You realize these things on your own. You don’t need your dentist to write a dissertation on why the tooth fairy doesn’t exist. You grow up, mature, and everything starts to make sense. Those Easter eggs, seamlessly placed around your yard despite the usual six inches of April-in-Chicago snow? The product of your parents’ good intentions and an extendable pool net.

The cookie crumbs left on the plate after Christmas Eve? Evidence of Mom’s midnight snack. Surely you weren’t duped by their simplistic foolery all along. But only when left to your own devices does the puzzle fit together.

By the same token I don’t need George Tenet to release a best seller outlining every utterance the Bush administration has misconstrued during its tenure to know it’s lied. The tooth fairy is fairly tangible in the face of Bush’s beguilling WMD allusions.

The Current Occupant and his cronies have pulled the wool over our eyes consistently for the past six years and we’ve willingly swallowed their fabrications with the promise of an additional few fabled tax dollars under our pillow serving as an easy incentive.

Look at the disaster we’ve inflicted upon Iraq, 102 dead on Monday alone.

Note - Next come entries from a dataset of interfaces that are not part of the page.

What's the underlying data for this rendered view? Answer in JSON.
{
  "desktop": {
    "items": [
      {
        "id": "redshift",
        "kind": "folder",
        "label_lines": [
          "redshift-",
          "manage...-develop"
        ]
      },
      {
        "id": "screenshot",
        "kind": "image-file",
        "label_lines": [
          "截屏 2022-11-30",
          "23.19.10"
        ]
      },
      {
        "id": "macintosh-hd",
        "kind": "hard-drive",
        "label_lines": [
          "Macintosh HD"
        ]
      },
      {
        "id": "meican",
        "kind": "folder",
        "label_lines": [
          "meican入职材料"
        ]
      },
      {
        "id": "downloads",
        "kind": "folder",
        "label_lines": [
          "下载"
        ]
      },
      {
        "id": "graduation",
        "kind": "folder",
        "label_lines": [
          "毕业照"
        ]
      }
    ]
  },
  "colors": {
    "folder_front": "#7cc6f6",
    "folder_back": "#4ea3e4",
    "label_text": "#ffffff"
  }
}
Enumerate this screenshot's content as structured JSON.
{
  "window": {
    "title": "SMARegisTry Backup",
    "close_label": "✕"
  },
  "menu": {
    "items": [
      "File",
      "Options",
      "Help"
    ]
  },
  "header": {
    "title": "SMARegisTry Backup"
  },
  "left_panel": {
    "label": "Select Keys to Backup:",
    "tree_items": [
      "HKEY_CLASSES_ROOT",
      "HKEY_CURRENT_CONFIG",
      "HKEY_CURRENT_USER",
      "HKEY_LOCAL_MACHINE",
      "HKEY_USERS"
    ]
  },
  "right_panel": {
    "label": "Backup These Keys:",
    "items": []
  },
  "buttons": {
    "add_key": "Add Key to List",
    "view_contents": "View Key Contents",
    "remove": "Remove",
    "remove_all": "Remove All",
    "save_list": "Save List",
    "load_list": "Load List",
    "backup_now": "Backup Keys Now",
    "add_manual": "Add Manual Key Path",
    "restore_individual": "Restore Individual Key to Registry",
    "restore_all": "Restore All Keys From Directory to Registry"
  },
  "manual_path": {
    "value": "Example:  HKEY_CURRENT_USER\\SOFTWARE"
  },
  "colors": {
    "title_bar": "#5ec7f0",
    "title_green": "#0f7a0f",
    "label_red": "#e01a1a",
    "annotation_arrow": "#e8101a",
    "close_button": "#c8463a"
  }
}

A similar catastrophic climax awaits Iran. Darfur’s unrelenting tragedy, the unforgiving eye of global warming – all pushed aside in favor of the administration’s Easter Bunny-like delusions.

Our good common sense is the only hope we have from succumbing to a similar fate. Couple that with the stick-it-to-em attitude that brought you to squint your wee little eyelids as your mother slipped a dollar under your dozing noggin, and we’ve got a fighting chance.

We the People have learned from our past misconceptions – our idealized views of the Tooth Fairy, Easter Bunny, and the Bush administration. We will move on. And there is ample reason for hope, the 2008 Democratic candidates, for one. Seeing them, all lined up in a row last week at the South Carolina debate – audacious, ambitious, and fresh – brought butterflies to my tummy. So many untainted by the despicable crimes characteristic of so many of our politicians. Hopeful. Ready to change America, and the world. Just like you and me, the tender young students at this top notch University.

Love thy neighbor as thyself. Spread good Karma. Do unto others as you would have them do unto you. Give peace a chance. Choose whatever mantra, religion, political affiliation you want, but they all boil down to the good old-fashioned common sense that your parents instilled in your pretty little heads – alongside the dancing visions of Technicolor bunnies, and small-winged creatures that get their kicks from collecting discarded teeth.

Mill these sentiments together, and deliver them via the ballot box. Politics is a grimy business, but it’s the venue by which we exercise the non-partisan prudence realized through our shared childhood experiences.

Hope prevails through all. If there is nothing to live for, there is no life. I am not suggesting that we can single-handedly correct all that is wrong with the world.

I am suggesting we cannot resist the urge to try. And isn’t it lovely to think that it is within our power to do so?